The London Market Insurers argued that the term “event” must mean something that results in a release of new contaminants during the policy period, and that migration of previously released contamination is not enough to trigger coverage under the policies—an argument that London Market Insurers have commonly advanced in environmental cases where the contamination-causing operations ceased prior to the periods of the policies at issue. Applying this narrow interpretation, the insurers contended that there was no covered “occurrence” because site operations had ceased by 1959 and thus there were no new leaks, spills or other operational events resulting in contamination during the 1969-1970 policy period. The trial court agreed, interpreting “occurrence” as defined in the policies to require a “release of contaminants” during the policy period.

The Wisconsin Court of Appeals reversed the lower court, ruling that the “occurrence” definition is ambiguous. The court noted that the phrase “arising out of” is broad, and thus Superior Water’s complaint only had to identify one “event” taking place during the policy period “that bore some causal relationship to groundwater contamination in order to trigger coverage.” The court agreed that the London Market Insurers’ proffered interpretation of “event” as a leak, spill or release of contaminants is reasonable, but the policy did not limit an “event” to such. Stated otherwise, the court reasoned, the insurers’ interpretation is not the only reasonable interpretation of “event,” and Superior Water’s proffered interpretation—that “event” means the new exposure of migrating, clean groundwater to the contaminants in the subsurface of the site—also is reasonable. The court reasoned that, due to the policy’s broad “arising out of” language, the “one event” need not be the sole cause of the damage; rather, it must bear only some causal relationship to the damage.

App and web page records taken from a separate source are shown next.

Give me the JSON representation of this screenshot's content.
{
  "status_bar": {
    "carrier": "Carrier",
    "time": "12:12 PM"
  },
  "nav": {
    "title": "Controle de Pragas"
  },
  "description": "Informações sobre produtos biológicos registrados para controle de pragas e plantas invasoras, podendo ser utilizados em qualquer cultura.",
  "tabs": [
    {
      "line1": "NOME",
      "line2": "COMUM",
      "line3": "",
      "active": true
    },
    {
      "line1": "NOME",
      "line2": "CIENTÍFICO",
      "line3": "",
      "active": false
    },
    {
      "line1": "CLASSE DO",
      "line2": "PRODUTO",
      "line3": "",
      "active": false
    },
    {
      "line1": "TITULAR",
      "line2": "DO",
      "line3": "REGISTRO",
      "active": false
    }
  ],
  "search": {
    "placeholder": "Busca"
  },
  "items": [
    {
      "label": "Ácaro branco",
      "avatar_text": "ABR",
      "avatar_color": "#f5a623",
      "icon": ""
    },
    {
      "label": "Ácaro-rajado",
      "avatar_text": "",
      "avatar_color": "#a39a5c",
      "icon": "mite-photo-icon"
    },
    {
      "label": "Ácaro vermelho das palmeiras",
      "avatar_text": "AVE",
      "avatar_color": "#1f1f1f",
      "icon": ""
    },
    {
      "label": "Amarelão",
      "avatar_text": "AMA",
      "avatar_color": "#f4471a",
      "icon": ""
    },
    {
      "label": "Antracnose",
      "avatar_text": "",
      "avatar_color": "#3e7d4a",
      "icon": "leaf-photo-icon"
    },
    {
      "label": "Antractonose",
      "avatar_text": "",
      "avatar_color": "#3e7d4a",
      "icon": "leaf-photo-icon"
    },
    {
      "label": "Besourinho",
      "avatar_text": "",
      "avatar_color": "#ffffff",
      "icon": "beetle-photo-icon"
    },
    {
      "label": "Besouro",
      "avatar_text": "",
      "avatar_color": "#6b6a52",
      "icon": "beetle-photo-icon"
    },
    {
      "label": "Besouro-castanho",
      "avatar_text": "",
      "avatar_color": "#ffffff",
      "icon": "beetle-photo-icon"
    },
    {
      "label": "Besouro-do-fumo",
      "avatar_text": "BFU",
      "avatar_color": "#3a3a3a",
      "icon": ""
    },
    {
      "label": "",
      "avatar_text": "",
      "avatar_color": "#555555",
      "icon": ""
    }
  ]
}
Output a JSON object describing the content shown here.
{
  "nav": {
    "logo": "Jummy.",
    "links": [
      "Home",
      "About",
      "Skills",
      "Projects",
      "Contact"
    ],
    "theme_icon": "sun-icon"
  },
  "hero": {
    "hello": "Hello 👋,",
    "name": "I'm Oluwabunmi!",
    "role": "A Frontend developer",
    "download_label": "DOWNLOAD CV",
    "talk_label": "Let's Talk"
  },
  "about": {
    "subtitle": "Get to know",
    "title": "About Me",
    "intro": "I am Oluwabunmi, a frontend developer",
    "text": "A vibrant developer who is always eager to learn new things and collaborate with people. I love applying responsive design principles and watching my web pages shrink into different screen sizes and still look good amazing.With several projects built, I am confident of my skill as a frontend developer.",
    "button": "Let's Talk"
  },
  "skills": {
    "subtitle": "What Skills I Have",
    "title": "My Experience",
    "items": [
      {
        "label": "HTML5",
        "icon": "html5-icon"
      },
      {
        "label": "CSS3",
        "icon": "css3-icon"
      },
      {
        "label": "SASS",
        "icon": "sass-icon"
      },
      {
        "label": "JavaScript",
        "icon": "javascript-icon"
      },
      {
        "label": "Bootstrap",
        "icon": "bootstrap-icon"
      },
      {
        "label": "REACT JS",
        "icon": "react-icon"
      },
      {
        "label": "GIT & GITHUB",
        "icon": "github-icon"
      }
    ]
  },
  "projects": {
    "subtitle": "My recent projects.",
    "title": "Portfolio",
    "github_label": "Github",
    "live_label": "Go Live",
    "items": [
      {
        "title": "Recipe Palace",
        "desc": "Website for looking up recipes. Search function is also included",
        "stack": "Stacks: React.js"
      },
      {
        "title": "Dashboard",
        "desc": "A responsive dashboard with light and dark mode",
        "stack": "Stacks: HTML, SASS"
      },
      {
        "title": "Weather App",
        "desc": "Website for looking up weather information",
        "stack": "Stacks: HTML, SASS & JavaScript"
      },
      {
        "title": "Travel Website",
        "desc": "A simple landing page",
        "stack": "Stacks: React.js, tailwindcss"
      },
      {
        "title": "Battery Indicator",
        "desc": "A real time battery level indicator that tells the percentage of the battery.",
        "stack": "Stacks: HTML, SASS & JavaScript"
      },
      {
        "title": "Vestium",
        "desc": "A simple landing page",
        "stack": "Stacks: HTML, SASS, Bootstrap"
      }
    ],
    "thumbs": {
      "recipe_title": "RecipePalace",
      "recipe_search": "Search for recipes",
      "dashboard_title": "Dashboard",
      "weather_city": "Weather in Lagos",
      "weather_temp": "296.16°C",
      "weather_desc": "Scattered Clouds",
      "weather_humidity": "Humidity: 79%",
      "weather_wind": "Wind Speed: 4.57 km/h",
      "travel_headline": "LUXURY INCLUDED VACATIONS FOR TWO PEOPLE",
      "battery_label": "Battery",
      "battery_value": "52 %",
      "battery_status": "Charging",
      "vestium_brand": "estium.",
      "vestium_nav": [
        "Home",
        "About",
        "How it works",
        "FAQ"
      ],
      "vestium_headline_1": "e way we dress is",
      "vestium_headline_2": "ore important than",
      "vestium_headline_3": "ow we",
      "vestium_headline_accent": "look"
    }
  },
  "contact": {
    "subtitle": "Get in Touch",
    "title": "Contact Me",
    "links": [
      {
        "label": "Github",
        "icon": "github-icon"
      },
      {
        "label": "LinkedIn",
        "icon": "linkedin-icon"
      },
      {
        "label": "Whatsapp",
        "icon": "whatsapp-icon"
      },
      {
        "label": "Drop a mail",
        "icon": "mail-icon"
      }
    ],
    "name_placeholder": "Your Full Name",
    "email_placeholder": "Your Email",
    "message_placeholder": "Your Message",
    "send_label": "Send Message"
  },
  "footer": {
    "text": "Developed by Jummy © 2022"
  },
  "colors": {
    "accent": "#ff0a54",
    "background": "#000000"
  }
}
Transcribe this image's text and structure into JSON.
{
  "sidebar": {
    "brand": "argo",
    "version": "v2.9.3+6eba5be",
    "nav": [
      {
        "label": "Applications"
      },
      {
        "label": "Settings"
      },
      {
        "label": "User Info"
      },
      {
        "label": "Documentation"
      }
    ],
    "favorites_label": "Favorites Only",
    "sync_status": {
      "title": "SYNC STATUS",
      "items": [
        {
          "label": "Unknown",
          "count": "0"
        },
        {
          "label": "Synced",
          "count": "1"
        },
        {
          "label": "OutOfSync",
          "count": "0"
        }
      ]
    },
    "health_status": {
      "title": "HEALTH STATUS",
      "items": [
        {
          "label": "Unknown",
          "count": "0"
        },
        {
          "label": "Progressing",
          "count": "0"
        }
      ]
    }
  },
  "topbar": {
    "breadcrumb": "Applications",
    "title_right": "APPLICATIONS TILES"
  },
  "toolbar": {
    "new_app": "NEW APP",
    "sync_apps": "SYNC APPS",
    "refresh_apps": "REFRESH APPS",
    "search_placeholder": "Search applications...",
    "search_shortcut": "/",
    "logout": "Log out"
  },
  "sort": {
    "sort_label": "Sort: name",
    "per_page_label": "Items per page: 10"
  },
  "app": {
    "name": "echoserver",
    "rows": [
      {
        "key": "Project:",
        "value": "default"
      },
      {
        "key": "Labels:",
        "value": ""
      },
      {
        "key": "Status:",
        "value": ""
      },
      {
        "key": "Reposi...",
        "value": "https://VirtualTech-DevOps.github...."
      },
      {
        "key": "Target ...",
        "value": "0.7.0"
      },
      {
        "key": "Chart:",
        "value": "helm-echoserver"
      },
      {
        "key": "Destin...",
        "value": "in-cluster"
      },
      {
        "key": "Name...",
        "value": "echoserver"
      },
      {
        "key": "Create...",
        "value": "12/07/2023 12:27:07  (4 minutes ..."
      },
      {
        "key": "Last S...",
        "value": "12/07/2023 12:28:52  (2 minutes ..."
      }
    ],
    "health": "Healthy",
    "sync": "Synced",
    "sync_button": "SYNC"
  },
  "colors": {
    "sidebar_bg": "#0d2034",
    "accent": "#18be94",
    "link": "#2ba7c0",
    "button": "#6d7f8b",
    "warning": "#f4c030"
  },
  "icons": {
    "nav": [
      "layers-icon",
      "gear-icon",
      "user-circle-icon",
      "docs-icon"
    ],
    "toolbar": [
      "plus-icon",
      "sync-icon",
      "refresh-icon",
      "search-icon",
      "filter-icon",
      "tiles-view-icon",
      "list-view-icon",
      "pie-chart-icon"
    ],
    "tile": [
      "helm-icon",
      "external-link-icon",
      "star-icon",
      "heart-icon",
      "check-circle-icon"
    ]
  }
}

Ordinarily, the court’s determination of ambiguity would have been the end of the matter, as ambiguities in insurance policies typically are construed against the drafter—i.e., the insurer—and in favor of coverage under a rule of interpretation known as contra proferentem. However, the London Market Insurers argued that Superior Water’s agent may have drafted the policies. Because no discovery had yet taken place, the court could not resolve that issue.

The court in Superior Water got it right: the London Market “occurrence” definition, which has confounded courts and the insurance bar for decades, is exceedingly vague. In fact, the definition is ambiguous in yet another way that the Superior Water court did not even address: it is not clear whether it is the “happening or series of happenings” or the “event” that must take place during the policy period to trigger coverage. More food for thought for the next time your organization is facing a denial of coverage for long-tail environmental liability.